Summary: “Let every nation know, whether it wishes us well or ill, that we shall pay any price, bear any burden, meet any hardship, support any friend, oppose any foe to assure the survival and the success of liberty.” --John F. Kennedy Inaugural Address Washingt
SERMONIC / WORSHIP THEME
Opening Statement: “Let every nation know, whether it wishes us well or ill, that we shall pay any price, bear any burden, meet any hardship, support any friend, oppose any foe to assure the survival and the success of liberty.” --John F. Kennedy Inaugural Address Washington, D.C. January 20, 1961.
Introduction: Tomorrow is Veteran’s Day and throughout this nation those words will be echoed in the memory of United States veterans around the world. Wherever our nation’s flag flies, people will pause to remember the price that was paid and is being paid for the freedoms that we enjoy. Today, we pause to remember as well. We want to honor and esteem all veterans and especially those veterans who are with us in the worship service today. [Have them to stand and the congregation to applaud]
Illustration: We have a visual representation of the sacrifice that these and others like these have made on our behalf. These visual representations are on our platform every week when you come to worship. They have probably become so common to you that you hardly notice them. You see before you, this morning, are two flags. The American Flag and the Christian Flag. One represents our country and the other represents our Lord and Savior Jesus Christ and His Kingdom. These flags complement one another.
Explanation: Without the American Flag, we might not be able to wave the Christian Flag as freely as we do. Men and women have died in order that we might have the liberty to boldly wave the “Christian” Flag in our churches throughout America. No one stands in our way and we have our veterans to thank for this. On the other hand, without the Christian Flag, men and women who have laid their lives on the line for America could not have done so in confidence and hope without the realization that if they should perish, there is One who has faced death and overcome it and through faith in Him, life and liberty reigns eternal.
Notation: I want to go on record today to say, “I love America.” Even though there are individuals and groups of Americans who seem bent on severing any connection or responsibility to God, I love what we represent to the world. In addition to this and on a far greater level, “I love the Savior and His Kingdom and what that represents to the world.” I can’t imagine a world without churches or Bibles or seminaries and those who bring the Savior’s values and teachings into our communities and families. And when this country, as good and wonderful as it is, fails to meet your needs, there’s a Savior who has promised to supply every need.

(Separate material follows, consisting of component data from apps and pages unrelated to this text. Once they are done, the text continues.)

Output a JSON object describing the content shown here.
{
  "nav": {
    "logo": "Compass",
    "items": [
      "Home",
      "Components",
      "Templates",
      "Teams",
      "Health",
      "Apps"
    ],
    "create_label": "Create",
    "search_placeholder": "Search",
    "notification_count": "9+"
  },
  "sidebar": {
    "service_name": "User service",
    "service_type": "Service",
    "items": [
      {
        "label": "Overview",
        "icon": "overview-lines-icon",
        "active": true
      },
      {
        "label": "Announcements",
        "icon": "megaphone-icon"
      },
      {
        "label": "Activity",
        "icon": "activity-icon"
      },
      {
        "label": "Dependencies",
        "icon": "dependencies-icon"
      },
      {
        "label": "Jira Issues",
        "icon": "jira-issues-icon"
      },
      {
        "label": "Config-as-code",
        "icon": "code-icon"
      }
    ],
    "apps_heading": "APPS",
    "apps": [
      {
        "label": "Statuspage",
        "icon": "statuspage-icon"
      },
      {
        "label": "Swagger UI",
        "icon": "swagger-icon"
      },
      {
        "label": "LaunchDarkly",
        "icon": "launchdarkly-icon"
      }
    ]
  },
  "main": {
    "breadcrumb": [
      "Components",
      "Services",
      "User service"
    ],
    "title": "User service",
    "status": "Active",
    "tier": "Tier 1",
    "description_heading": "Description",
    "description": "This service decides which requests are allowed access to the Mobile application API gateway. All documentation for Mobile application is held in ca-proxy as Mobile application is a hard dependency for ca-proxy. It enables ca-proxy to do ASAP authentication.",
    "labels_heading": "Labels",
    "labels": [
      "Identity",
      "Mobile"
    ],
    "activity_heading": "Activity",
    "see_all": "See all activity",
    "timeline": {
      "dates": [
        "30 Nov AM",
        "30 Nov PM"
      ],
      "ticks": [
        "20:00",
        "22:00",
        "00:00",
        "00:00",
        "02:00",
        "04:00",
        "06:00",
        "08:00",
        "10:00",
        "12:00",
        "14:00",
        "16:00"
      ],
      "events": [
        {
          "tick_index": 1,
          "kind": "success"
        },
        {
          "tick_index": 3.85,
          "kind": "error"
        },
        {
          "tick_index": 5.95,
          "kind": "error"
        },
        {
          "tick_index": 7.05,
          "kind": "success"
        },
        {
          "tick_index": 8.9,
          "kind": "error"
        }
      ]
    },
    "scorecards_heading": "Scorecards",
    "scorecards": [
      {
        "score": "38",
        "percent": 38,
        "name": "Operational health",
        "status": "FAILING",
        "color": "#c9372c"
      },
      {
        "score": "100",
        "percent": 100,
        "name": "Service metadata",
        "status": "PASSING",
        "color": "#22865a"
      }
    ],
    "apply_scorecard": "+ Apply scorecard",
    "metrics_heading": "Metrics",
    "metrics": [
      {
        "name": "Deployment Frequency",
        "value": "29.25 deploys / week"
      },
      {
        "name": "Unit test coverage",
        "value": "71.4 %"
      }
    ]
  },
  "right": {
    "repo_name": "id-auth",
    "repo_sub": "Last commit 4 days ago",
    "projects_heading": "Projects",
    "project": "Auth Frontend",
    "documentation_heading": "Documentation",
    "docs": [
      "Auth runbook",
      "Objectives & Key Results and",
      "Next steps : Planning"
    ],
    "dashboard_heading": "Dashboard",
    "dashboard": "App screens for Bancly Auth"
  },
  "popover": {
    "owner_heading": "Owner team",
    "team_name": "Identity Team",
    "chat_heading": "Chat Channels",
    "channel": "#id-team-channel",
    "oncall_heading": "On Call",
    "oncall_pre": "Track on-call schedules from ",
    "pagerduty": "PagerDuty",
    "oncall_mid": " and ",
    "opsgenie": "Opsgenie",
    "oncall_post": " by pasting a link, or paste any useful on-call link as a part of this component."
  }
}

Transition: To serve either of these flags and the kingdoms that they represent, one must become a servant. I want us to look at a true servant, a biblical veteran today. I’m going to expand the idea of a veteran to include more than just a military veteran. I have it on good authority to do so.
Definition: Webster’s Dictionary says that a veteran is: n. 1. a person who has had long service or experience in an occupation, office, or the like: (i.e., a veteran of the police force or fire department; veteran school teacher; a veteran NFL player; a veteran homemaker) 2. a person who has served in a military force. 3. one who is experienced through long service or practice… So, while we may be veterans in different areas, there’s one mark that characterizes all true veterans – faithful service. One final time, we will look at the life of Epaphroditus, a man who models service - Christianity in Action!
Title: Servanthood – The Mark of a True Veteran
Text: Philippians 2:25-30
Opening Statement: A few months ago, we began looking at something that I entitled Christianity in Action as it was embodied in a man by the name of Epaphroditus. Epaphroditus went to Rome to be Paul’s assistant (4:14-19). Unfortunately, Epaphroditus had become physically ill after arriving in Rome. Paul sent him back to Philippi with this letter. To help ease this fear of embarrassment due to an early return and to help answer any second-guessing on the part of the church in even sending Epaphroditus in the first place, Paul wrote a very glowing testimony for him, commending him for such incredible service.
Transition: From this testimony, we know that the active Christian life can be described by four METAPHORS for ministry. Paul called Ep a brother, a fellow-worker, and a soldier. The final METAPHOR that we look at today is a servant. This entire passage breathes of servanthood and describes what servants must endure at times.
Recitation: Philippians 2:25 But for now I have considered it necessary to send Epaphroditus to you. For he is my brother, coworker and fellow soldier, and your messenger and minister to me in my need. 2:26 Indeed, he greatly missed all of you and was distressed because you heard that he had been ill. 2:27 In fact he became so ill that he nearly died. But God showed mercy to him—and not to him only, but also to me—so that I would not have grief on top of grief. 2:28 Therefore I am all the more eager to send him, so that when you see him again you can rejoice and I can be free from anxiety. 2:29 So welcome him in the Lord with great joy, and honor people like him, 2:30 since it was because of the work of Christ that he almost died. [Give him a heroes welcome. He did his job, even though he is returning home a little earlier than planned.] He risked his life so that he could make up for your inability to serve me.